The Government released its Quarterly Greenhouse Gas Inventory late last Friday afternoon, before a long weekend and the football finals, at the same time as the interim report into the banking royal commission and it was a month late.
A more cynical person might think the government didn’t want the release to attract too much attention.
The Quarterly Inventory showed new record highs for Australia’s emissions. So, rather than our emissions going down — like Australia is committed to doing under the Paris agreement — they have instead gone up. Just as they have every year since the axing of the carbon price.
The government claims that Australia is on track to meet its Paris climate change target but all the evidence says we are not.
Not only does the Department of the Environment and Energy’s own data show that emissions are rising, but the government has abandoned its centrepiece climate and energy policy, the National Energy Guarantee.
On top of this, they have also refused to extend the Renewable Energy Target, which means it won’t encourage any new renewable energy in Australia after 2020.
Even funding to the Abbott era Emissions Reduction Fund — which was a useful tool to reduce emissions in some sectors, but was never going to be large enough to do the bulk of the required emissions reduction — has no new funding.
These are not the actions of a government taking climate change seriously.
Australia’s new Energy Minister.
Energy and climate change are closely linked, so any real action on climate will have to involve energy.
Australia’s current Energy Minister, Angus Taylor, has described attempts to reduce emissions as “virtue signalling” and policies that reduce emissions as “corporate greed dressed up as saving the planet”.
The Prime Minister claims that Australia will meet its Paris target in a canterbut, once again, all the evidence says the opposite.
It is not that emissions aren’t falling fast enough, emissions aren’t falling at all. Every year we’re getting further and further from our Paris target. In fact, the Department of Environment and Energy predicts we will miss the target by a massive 128 million tonnes in 2030.
This all looks very familiar.
That’s because this is exactly what Mr Abbott did when he was Prime Minister.
Credibility on climate policy takes action not just words. And since being removed as Prime Minister, it has become abundantly clear that Abbott doesn’t believe that climate change is a problem or that we need to take action.
But in 2014 when he was Prime Minister, Tony Abbott said he believed humans were contributing to climate change and it was important to take strong and effective action against it — but you wouldn’t have known this from his policies.
He was trying to water down the RET, axe the Clean Energy Finance Corporation, get rid of the Climate Change Commission, cut funding to the mandatory efficiency program and of course axe the carbon price.
His actions didn’t match his words, and the question is: will our new Prime Minister Scott Morrison be the same kind of PM as Tony Abbott?

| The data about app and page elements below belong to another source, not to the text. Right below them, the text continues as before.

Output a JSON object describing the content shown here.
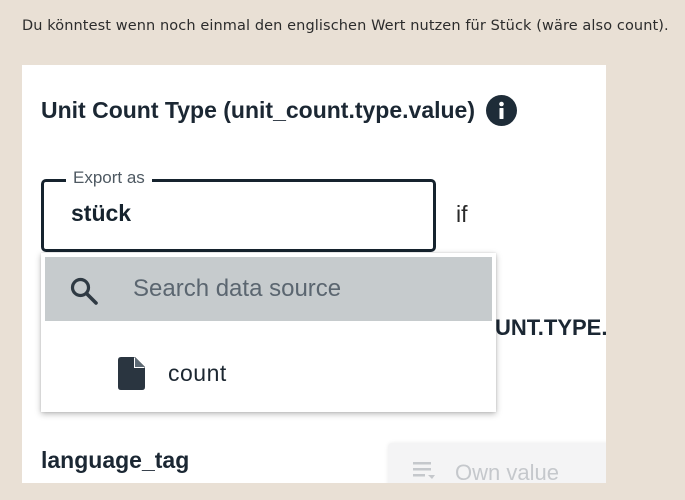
{
  "comment": {
    "text": "Du könntest wenn noch einmal den englischen Wert nutzen für Stück (wäre also count)."
  },
  "section": {
    "title": "Unit Count Type (unit_count.type.value)",
    "info_icon": "info-icon"
  },
  "export_field": {
    "legend": "Export as",
    "value": "stück"
  },
  "condition": {
    "if_label": "if",
    "truncated_value": "UNT.TYPE."
  },
  "dropdown": {
    "search_placeholder": "Search data source",
    "search_icon": "search-icon",
    "options": [
      {
        "label": "count",
        "icon": "file-icon"
      }
    ]
  },
  "language_tag": {
    "title": "language_tag",
    "own_value_label": "Own value",
    "own_value_icon": "lines-icon"
  },
  "colors": {
    "background": "#e9e0d5",
    "dark_accent": "#16232e",
    "search_bar": "#c6cbcd"
  }
}
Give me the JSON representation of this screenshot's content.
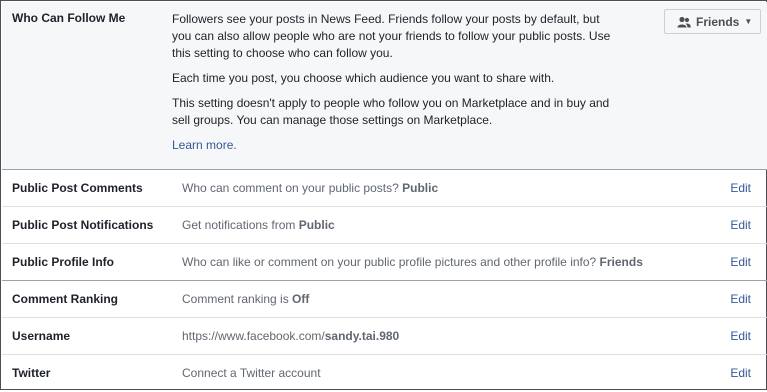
{
  "follow_section": {
    "label": "Who Can Follow Me",
    "paragraphs": [
      "Followers see your posts in News Feed. Friends follow your posts by default, but you can also allow people who are not your friends to follow your public posts. Use this setting to choose who can follow you.",
      "Each time you post, you choose which audience you want to share with.",
      "This setting doesn't apply to people who follow you on Marketplace and in buy and sell groups. You can manage those settings on Marketplace."
    ],
    "learn_more": "Learn more.",
    "audience_button": {
      "label": "Friends",
      "icon": "friends-icon",
      "caret": "▼"
    }
  },
  "rows": [
    {
      "label": "Public Post Comments",
      "prefix": "Who can comment on your public posts? ",
      "value": "Public",
      "suffix": "",
      "edit": "Edit"
    },
    {
      "label": "Public Post Notifications",
      "prefix": "Get notifications from ",
      "value": "Public",
      "suffix": "",
      "edit": "Edit"
    },
    {
      "label": "Public Profile Info",
      "prefix": "Who can like or comment on your public profile pictures and other profile info? ",
      "value": "Friends",
      "suffix": "",
      "edit": "Edit"
    },
    {
      "label": "Comment Ranking",
      "prefix": "Comment ranking is ",
      "value": "Off",
      "suffix": "",
      "edit": "Edit"
    },
    {
      "label": "Username",
      "prefix": "https://www.facebook.com/",
      "value": "sandy.tai.980",
      "suffix": "",
      "edit": "Edit"
    },
    {
      "label": "Twitter",
      "prefix": "Connect a Twitter account",
      "value": "",
      "suffix": "",
      "edit": "Edit"
    }
  ],
  "colors": {
    "link": "#365899",
    "muted_text": "#606770",
    "section_bg": "#f6f7f9"
  }
}
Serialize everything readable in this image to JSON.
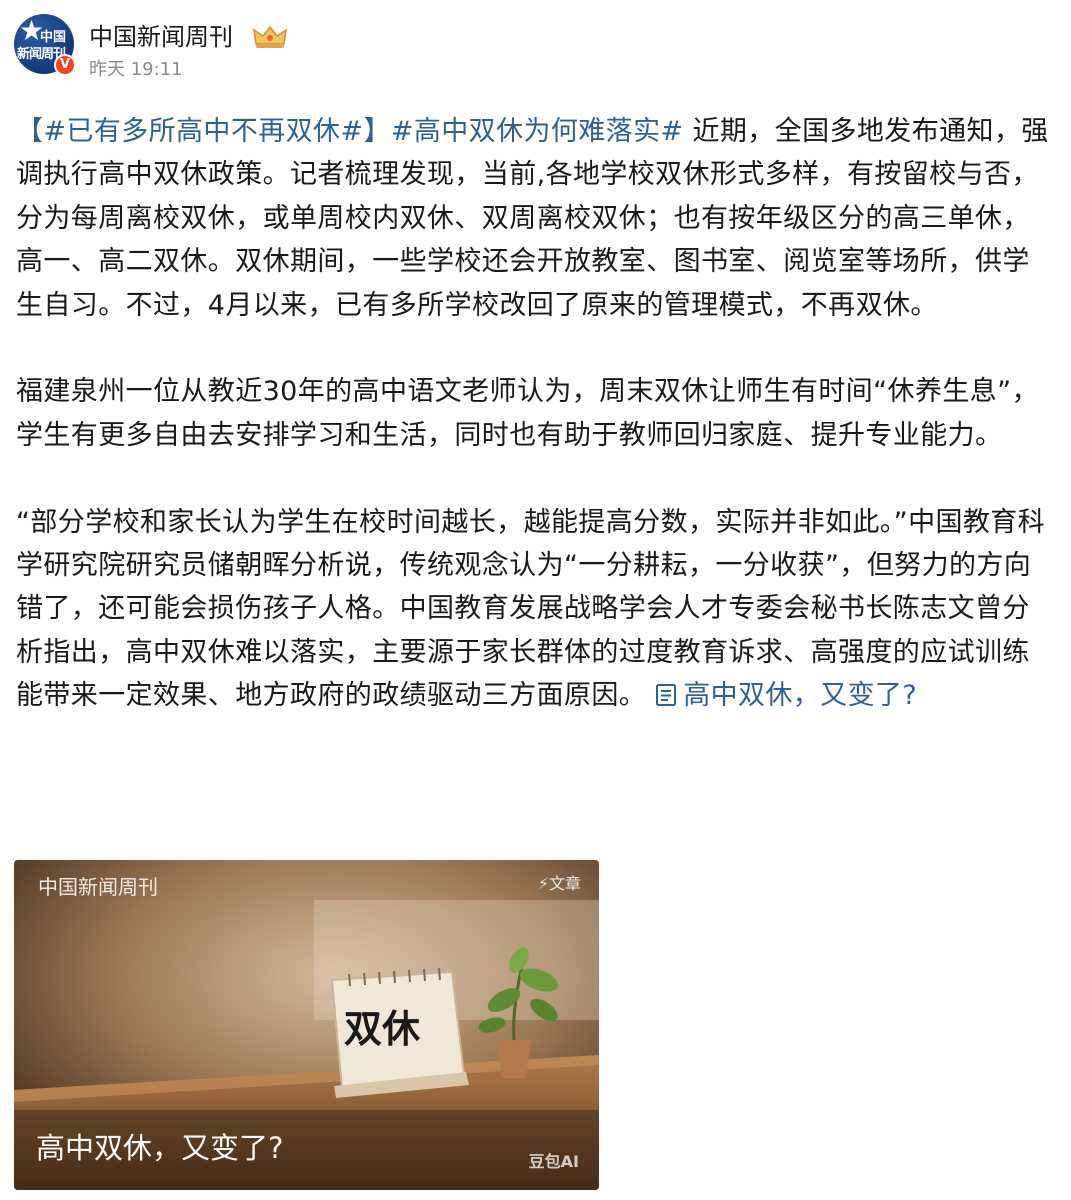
{
  "account": {
    "avatar_text_line1": "中国",
    "avatar_text_line2": "新闻周刊",
    "verified_badge": "V",
    "name": "中国新闻周刊",
    "time": "昨天 19:11"
  },
  "post": {
    "tag1": "【#已有多所高中不再双休#】",
    "tag2": "#高中双休为何难落实#",
    "para1_rest": "近期，全国多地发布通知，强调执行高中双休政策。记者梳理发现，当前,各地学校双休形式多样，有按留校与否，分为每周离校双休，或单周校内双休、双周离校双休；也有按年级区分的高三单休，高一、高二双休。双休期间，一些学校还会开放教室、图书室、阅览室等场所，供学生自习。不过，4月以来，已有多所学校改回了原来的管理模式，不再双休。",
    "para2": "福建泉州一位从教近30年的高中语文老师认为，周末双休让师生有时间“休养生息”，学生有更多自由去安排学习和生活，同时也有助于教师回归家庭、提升专业能力。",
    "para3": "“部分学校和家长认为学生在校时间越长，越能提高分数，实际并非如此。”中国教育科学研究院研究员储朝晖分析说，传统观念认为“一分耕耘，一分收获”，但努力的方向错了，还可能会损伤孩子人格。中国教育发展战略学会人才专委会秘书长陈志文曾分析指出，高中双休难以落实，主要源于家长群体的过度教育诉求、高强度的应试训练能带来一定效果、地方政府的政绩驱动三方面原因。",
    "article_link": "高中双休，又变了?"
  },
  "card": {
    "label": "中国新闻周刊",
    "badge": "⚡文章",
    "calendar_text": "双休",
    "title": "高中双休，又变了?",
    "watermark": "豆包AI"
  },
  "colors": {
    "link": "#2f5f99",
    "text": "#1a1a1a",
    "meta": "#8a8a8a",
    "verified": "#f5421c"
  },
  "icons": {
    "avatar_star": "star-icon",
    "crown": "crown-icon",
    "article": "article-icon"
  }
}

Trust in politicians is at an all-time low.
This is in part because people don’t think politicians do what they say. The evidence shows that climate change is a real threat to Australia and the world, and Australia must take real action to reduce emissions.

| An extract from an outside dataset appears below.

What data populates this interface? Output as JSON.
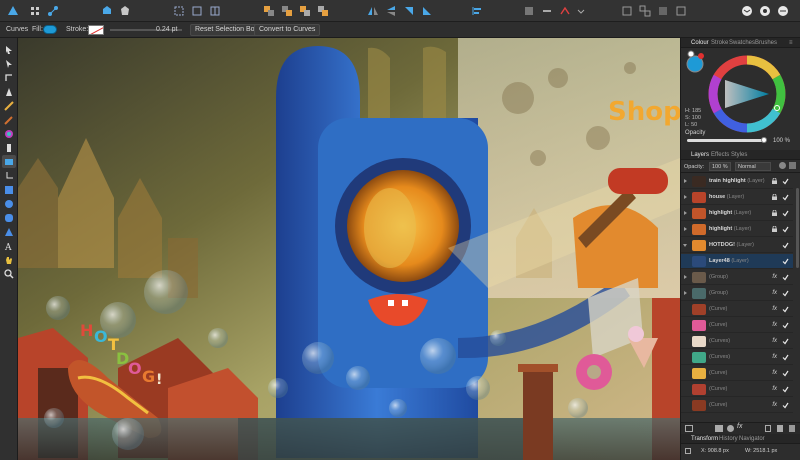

If the government does not intend to act on (or have) a policy to reduce emissions, then Scott Morrison should tell the Australian people that. Then we can have a real discussion about it and the people can make up their own minds and have a genuine choice at the next election.

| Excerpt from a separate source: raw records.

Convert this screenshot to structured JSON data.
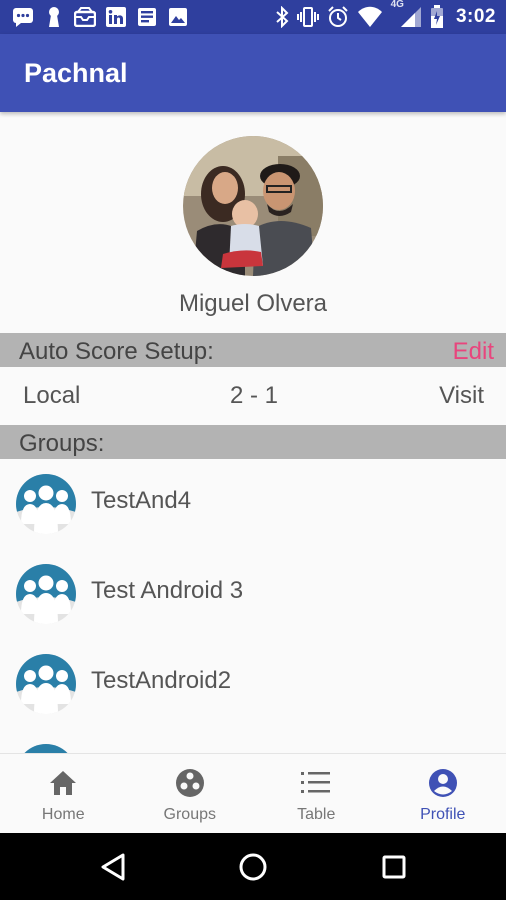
{
  "status_bar": {
    "time": "3:02",
    "network": "4G",
    "left_icons": [
      "messages-icon",
      "keyhole-icon",
      "inbox-icon",
      "linkedin-icon",
      "news-icon",
      "photo-icon"
    ],
    "right_icons": [
      "bluetooth-icon",
      "vibrate-icon",
      "alarm-icon",
      "wifi-icon",
      "signal-icon",
      "battery-icon"
    ]
  },
  "app_bar": {
    "title": "Pachnal"
  },
  "profile": {
    "name": "Miguel Olvera"
  },
  "auto_score": {
    "header": "Auto Score Setup:",
    "edit_label": "Edit",
    "local": "Local",
    "score": "2 - 1",
    "visit": "Visit"
  },
  "groups": {
    "header": "Groups:",
    "items": [
      {
        "name": "TestAnd4"
      },
      {
        "name": "Test Android 3"
      },
      {
        "name": "TestAndroid2"
      },
      {
        "name": ""
      }
    ]
  },
  "bottom_nav": {
    "items": [
      {
        "label": "Home",
        "icon": "home-icon"
      },
      {
        "label": "Groups",
        "icon": "groups-icon"
      },
      {
        "label": "Table",
        "icon": "table-icon"
      },
      {
        "label": "Profile",
        "icon": "profile-icon",
        "active": true
      }
    ]
  },
  "colors": {
    "status_bar": "#2f3f9e",
    "app_bar": "#3f51b5",
    "accent_pink": "#e8457d",
    "section_header": "#b3b3b3",
    "group_icon": "#2a7fa8"
  }
}
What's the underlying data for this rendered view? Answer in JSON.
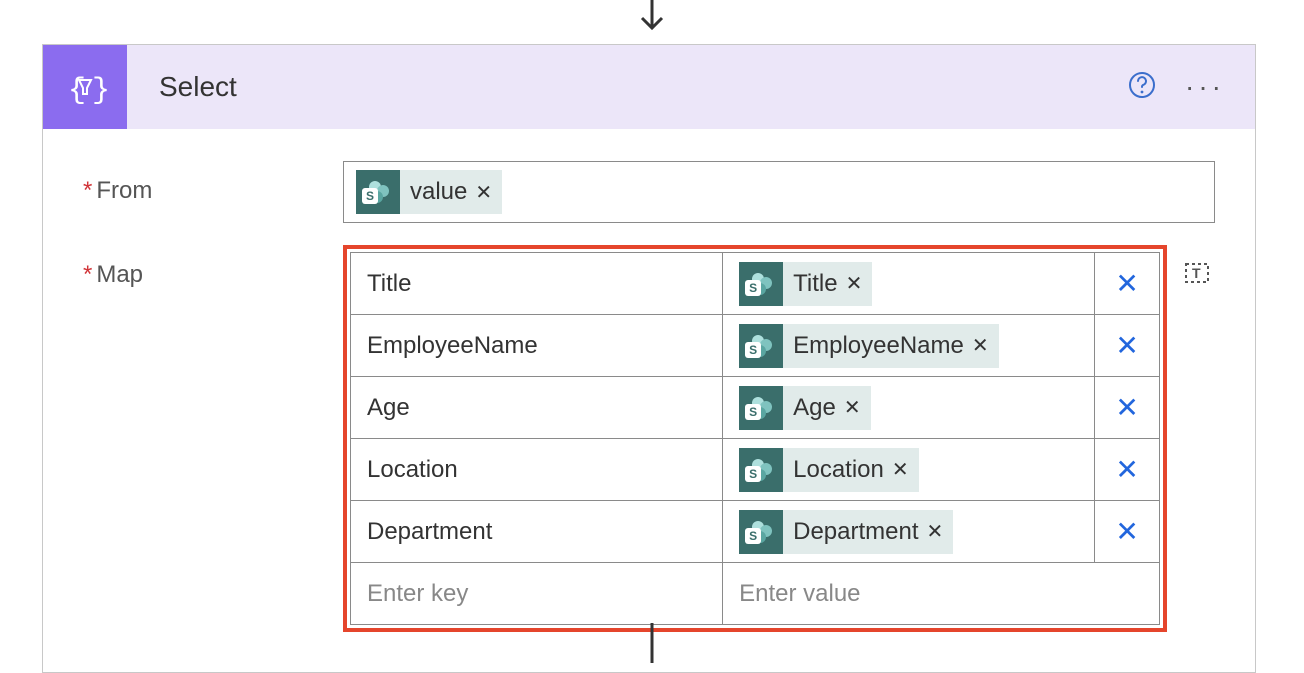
{
  "action": {
    "title": "Select"
  },
  "fields": {
    "from_label": "From",
    "map_label": "Map",
    "from_token": "value",
    "key_placeholder": "Enter key",
    "value_placeholder": "Enter value"
  },
  "map_rows": [
    {
      "key": "Title",
      "value_token": "Title"
    },
    {
      "key": "EmployeeName",
      "value_token": "EmployeeName"
    },
    {
      "key": "Age",
      "value_token": "Age"
    },
    {
      "key": "Location",
      "value_token": "Location"
    },
    {
      "key": "Department",
      "value_token": "Department"
    }
  ],
  "token_icon_letter": "S"
}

But perhaps that’s why things seem so unclear. After all, polling consistently says a large majority of Australians want to see more action on climate change.
The Australian public has a right to judge our government on their actions and results, not on words. Emissions are rising, not falling. And until emissions fall, on climate, the government is all hot air.
By Matt Grudnoff, Senior Economist at The Australia Institute.